, the 25 year old owner of El Diablo Tranquilo.
Even though I’m already plenty busy with my writing and editing work, I really enjoy working at the hostel. I like being part of the staff. I like selling beer to the late-night crowd. I like going into the kitchen at the El Diablo restaurant and asking Cho Cho the Cook for my meal.
Cho Cho the Cook is a perpetually stoned 23 year old Uruguayan with an impressive pot-belly. If he’s in a good mood, the food is fantastic – slabs of fish on rice with vegetables, steak milanesas lightly fried with baby potatoes…
If Cho Cho the Cook is in a bad mood, or if he hasn’t had enough to smoke, the meals are awful – 2 fried eggs on French fries with mayonnaise, or on one sad occasion a can of corn mixed with a can of tuna fish.
Cho Cho is actually second in command in the kitchen. The head cook is Diego, alpha male of Punta del Diablo, a ripped big-wave surfer with an easy grin that shows off perfectly white teeth, as if he brushed three times a day with baking soda.
Diego lives in a shack behind the hostel and wakes up early every morning to check the surf forecast on the computer. If the wind is from the north, Cho Cho will be on his own in the kitchen.
“My life is only four things,” Diego told me once, speaking easy Spanish for me to understand. “Surfing. Cooking. Smoking. Women.”
Brian the Owner could fire Diego for skipping work for surfing, but he likes him too much.
“I swear the guy can’t even write his own name,” he said one morning while Diego (shirtless as always) was checking the surf forecast. “But he takes one look at all those little wind arrows on the screen and knows EXACTLY where the best wave in Uruguay will be today.”
My life in Punta del Diablo isn’t quite as simple as Diego’s, but I’ve developed a tranquil routine. I have my favorite empanada stand, down past the fishing boats on the beach, where a grandmother makes the oily meat pastries from scratch, feeding the dough through a metal roller, filling it with fish and cheese and dunking it in light oil to fry.
I do my editing work plugged into my laptop in the hostel common room, on white couches in front of the fireplace. If the common room is too busy I go upstairs and write on one of the little tables by the foosball table. Travelers pass through all the time, and usually I stop work a few times every hour for a conversation, a cup of coffee, or maybe a ham and cheese sandwich if Cho Cho is slow with the mid-afternoon meal.
Everyday there’s an hour or two before dusk when the light turns golden and I walk the two blocks down to the beach, fly a kite off the rocky point while watching cormorants and surfers, or take a run down the beach in Santa Theresa National Park.
I’m really content these days. Work is going well. The Fodor’s assignment in Patagonia is finished. BraveNewTraveler.com
had more visitors in the last 30 days than in all of last year. The Matador

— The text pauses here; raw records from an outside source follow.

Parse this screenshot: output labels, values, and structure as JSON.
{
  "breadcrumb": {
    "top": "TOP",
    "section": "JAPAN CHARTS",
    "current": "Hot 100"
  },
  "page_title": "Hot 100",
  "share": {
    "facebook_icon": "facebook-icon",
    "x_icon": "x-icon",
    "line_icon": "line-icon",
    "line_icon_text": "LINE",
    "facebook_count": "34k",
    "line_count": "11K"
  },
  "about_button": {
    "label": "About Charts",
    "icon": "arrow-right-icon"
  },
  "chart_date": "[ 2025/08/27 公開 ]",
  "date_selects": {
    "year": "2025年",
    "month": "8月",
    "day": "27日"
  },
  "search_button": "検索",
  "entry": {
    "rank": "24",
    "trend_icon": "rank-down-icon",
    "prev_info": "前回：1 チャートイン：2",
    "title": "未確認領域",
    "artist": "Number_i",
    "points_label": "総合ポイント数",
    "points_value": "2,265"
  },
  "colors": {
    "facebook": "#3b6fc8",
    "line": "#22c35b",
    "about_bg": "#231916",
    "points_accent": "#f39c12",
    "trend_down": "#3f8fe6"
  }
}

network is coming together, and it’s a great privilege to work for an exciting startup alongside such talented, good people - Ian MacKenzie
, David Miller
, Ross Borden
and Ben Polansky
I feel comfortable with where I am right now. It will be great to get home to Vermont, but Punta del Diablo is a good place too.
Everyday it seems like I have at least 4 or 5 moments when I feel really, really lucky, happy and blessed. I dance and goof around. I smile. And these moments are just getting more and more frequent, lasting longer and longer. I can imagine living wide-open again, embracing every ounce of beauty in the world.
6:20 am. I’m going outside to watch the sun come up.
Labels: Punta del Diablo, Uruguay